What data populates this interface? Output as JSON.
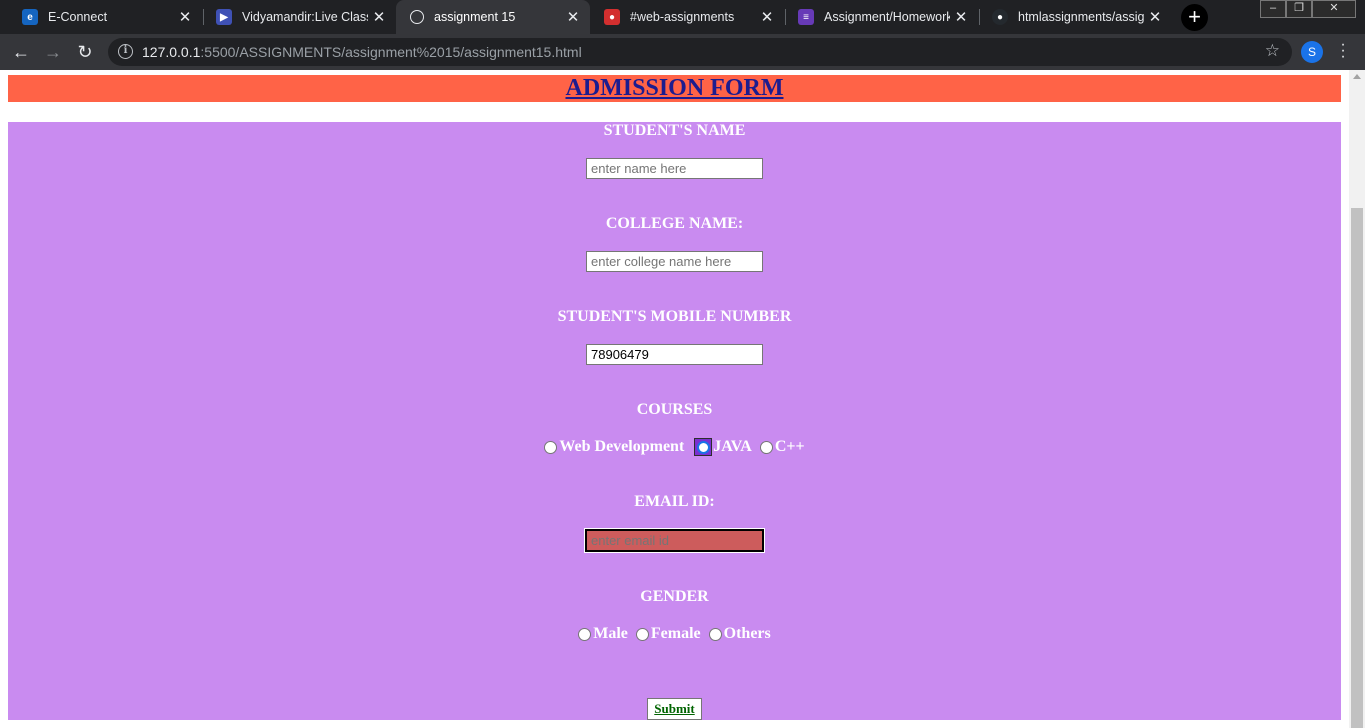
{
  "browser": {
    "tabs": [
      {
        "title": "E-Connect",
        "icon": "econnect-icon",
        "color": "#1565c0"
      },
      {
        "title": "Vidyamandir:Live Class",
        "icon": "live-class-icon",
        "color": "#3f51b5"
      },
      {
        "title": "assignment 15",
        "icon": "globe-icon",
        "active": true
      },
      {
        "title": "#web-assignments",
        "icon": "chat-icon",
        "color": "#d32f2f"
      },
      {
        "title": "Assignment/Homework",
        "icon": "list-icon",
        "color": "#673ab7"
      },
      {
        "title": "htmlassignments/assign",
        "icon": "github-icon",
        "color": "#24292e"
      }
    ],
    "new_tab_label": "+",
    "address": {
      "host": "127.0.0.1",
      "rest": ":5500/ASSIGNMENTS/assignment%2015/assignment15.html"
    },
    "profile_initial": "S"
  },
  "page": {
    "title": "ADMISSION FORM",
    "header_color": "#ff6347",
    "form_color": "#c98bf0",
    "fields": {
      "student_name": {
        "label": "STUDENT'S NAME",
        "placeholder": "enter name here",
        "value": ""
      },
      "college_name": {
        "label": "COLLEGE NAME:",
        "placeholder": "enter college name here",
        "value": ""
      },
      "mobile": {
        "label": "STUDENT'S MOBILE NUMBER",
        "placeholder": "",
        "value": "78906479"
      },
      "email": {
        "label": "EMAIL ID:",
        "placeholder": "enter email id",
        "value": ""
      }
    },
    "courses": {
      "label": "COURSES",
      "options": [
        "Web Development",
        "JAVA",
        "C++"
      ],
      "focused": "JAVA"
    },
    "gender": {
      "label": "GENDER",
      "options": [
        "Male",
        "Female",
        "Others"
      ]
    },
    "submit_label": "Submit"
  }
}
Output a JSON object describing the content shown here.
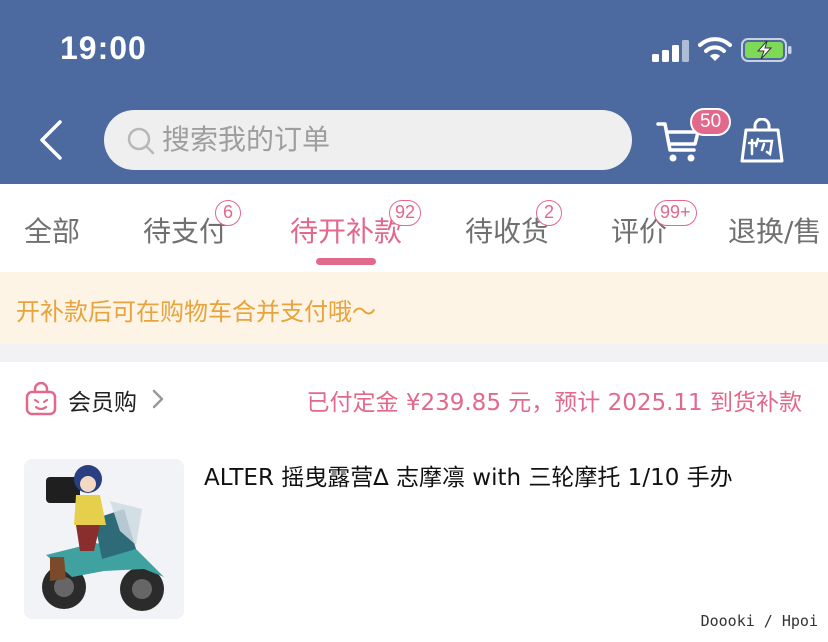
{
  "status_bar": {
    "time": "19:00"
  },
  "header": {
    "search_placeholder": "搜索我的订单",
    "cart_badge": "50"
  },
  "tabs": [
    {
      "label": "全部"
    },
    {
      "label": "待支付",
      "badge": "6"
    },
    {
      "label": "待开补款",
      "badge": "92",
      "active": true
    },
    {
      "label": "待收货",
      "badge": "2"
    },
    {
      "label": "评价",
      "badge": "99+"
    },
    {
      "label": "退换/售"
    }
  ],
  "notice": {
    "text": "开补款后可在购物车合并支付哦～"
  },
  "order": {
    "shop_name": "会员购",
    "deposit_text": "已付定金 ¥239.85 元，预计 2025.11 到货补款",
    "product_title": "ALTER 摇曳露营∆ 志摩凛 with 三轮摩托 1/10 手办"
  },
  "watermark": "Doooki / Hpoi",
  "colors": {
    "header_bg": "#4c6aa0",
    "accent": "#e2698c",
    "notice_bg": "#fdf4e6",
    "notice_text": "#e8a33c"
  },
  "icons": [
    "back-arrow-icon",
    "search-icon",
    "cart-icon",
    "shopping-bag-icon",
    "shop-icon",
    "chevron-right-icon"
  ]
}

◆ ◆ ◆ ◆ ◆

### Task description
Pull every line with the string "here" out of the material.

### Result of this task
        "placeholder": "enter name here",
        "placeholder": "enter college name here",
Output a JSON object describing the content shown here.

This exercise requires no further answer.